Blasting Off with FOSS!

Joanna Totino, FOSS Elementary Specialist and director of the Bay Area Science Project
September 12, 2014 | FOSS Partnerships

People conducting research on marine organisms on a beach

Teachers conduct research on marine organisms at the UC Bodega Marine Reserve.

"Every step was the right thing I needed to lead me to feeling like a scientist...having access to real scientific tools and the location to be able to do those things, the guidance of scientist, and the support of my fellow teachers really pushed me to do new things...and be a's self-affirming."

—5th-grade teacher

"The [field research with teachers] injected new energy into me and provided me with a refreshing and different kind of excitement about science. Working with the teachers also made me realize better my own strengths, and that even [my own] small scientific questions that we are patiently working to answer are important."

—Graduate student

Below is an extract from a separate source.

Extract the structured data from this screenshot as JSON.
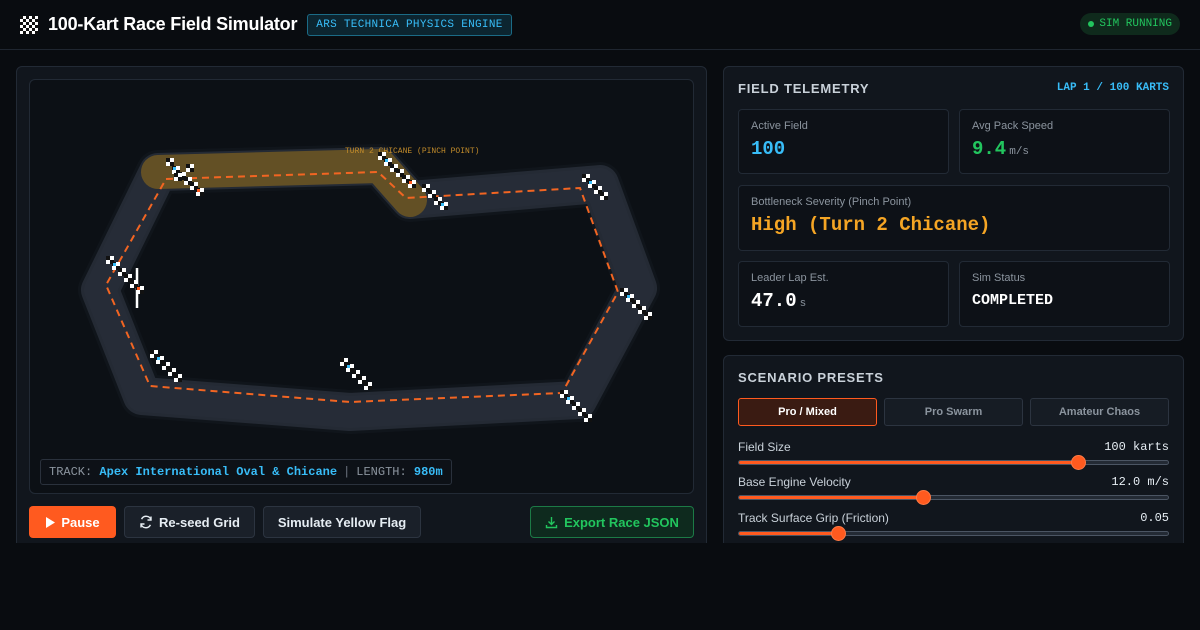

FOSS has deep roots in the Oakland Unified School District (OUSD) and the FOSS team at LHS has cultivated many FOSS champions and expert teachers in OUSD classrooms over the years. Collaborative Approach to Learning: Building Language And Science Teaching (CAL:BLAST), an innovative project that recently completed its third and final year, was able to use the expertise of OUSD teachers with FOSS as a base to expand their science content knowledge and field research experience.

CAL:BLAST, a professional development collaboration between OUSD, the Lawrence Hall of Science, and UC Berkeley, had two main goals. First, it was important to increase teachers' science content knowledge as well as their interest and confidence in science through a series of field research experiences that were guided by graduate student scientists. Second, it was essential to advance science content area language strategies and instruction designed to develop both academic language and content understanding for all students, with a particular focus on English learners (EL). The program worked with teachers to incorporate content and academic language strategies in the existing district-adopted FOSS curriculum.

The CAL:BLAST team comprised the Director of Bay Area Science Project, Coordinators from Berkeley Natural History Museums, Graduate Student Scientists from UC Berkeley, Bay Area Writing Project Teacher Consultant, District Science Coach, Evaluators from the Research Group at the Lawrence Hall of Science, and approximately 35 third–fifth grade teachers from fifteen Oakland schools. CAL:BLAST was funded by the California Department of Education, Improving Teacher Quality (ITQ) Grant Program. UC Berkeley graduate students were directly partnered with OUSD teachers.

The FOSS curriculum was integrated throughout the CAL:BLAST project. During the course of the project, the UC Berkeley graduate students were familiarized with FOSS so they would be better prepared to support the teachers with the specific FOSS modules that the teachers were using in their classrooms.

Throughout the three years of the program, teachers received professional development in science content with a focus on California biodiversity. During each of the three one-week summer institutes, the teachers had a multiday field research experience at one of the University of California field stations. Each of these stations is the site of current research and offered the opportunity to focus a locally diverse ecosystem.

Teachers set out to explore habitats at the UC Bodega Marine Reserve.

Teachers set out to explore habitats at the UC Bodega Marine Reserve.

The field research experiences were the centerpiece of the summer institute. A graduate student scientist supported each group of eight teachers. Teachers were given an authentic research experience that was self-generated by asking questions. Teachers designed, and executed their research project and shared their results with the group.

By partnering UC Berkeley graduate students with Oakland teachers, a reciprocal learning environment was fostered that empowered both groups. The UC Berkeley graduate students taught the teachers science content and field research techniques. The teachers had the expertise with teaching skills and strategies, which they taught to the graduate students, who were able to implement these new skills in their teaching assistant positions at UC Berkeley. CAL:BLAST was structured to create a synergistic space whereby each group experienced being an "expert" and a "learner" and the outcome was a new learning, appreciation and team building. Being the "expert" created pride and empowerment and being the "learner" created humility and excitement of learning, and by experiencing both roles, an understanding was developed that experts in one situation can be learners and that learners in one context can be experts in another. This is an important lesson for anyone engaged in the teaching field.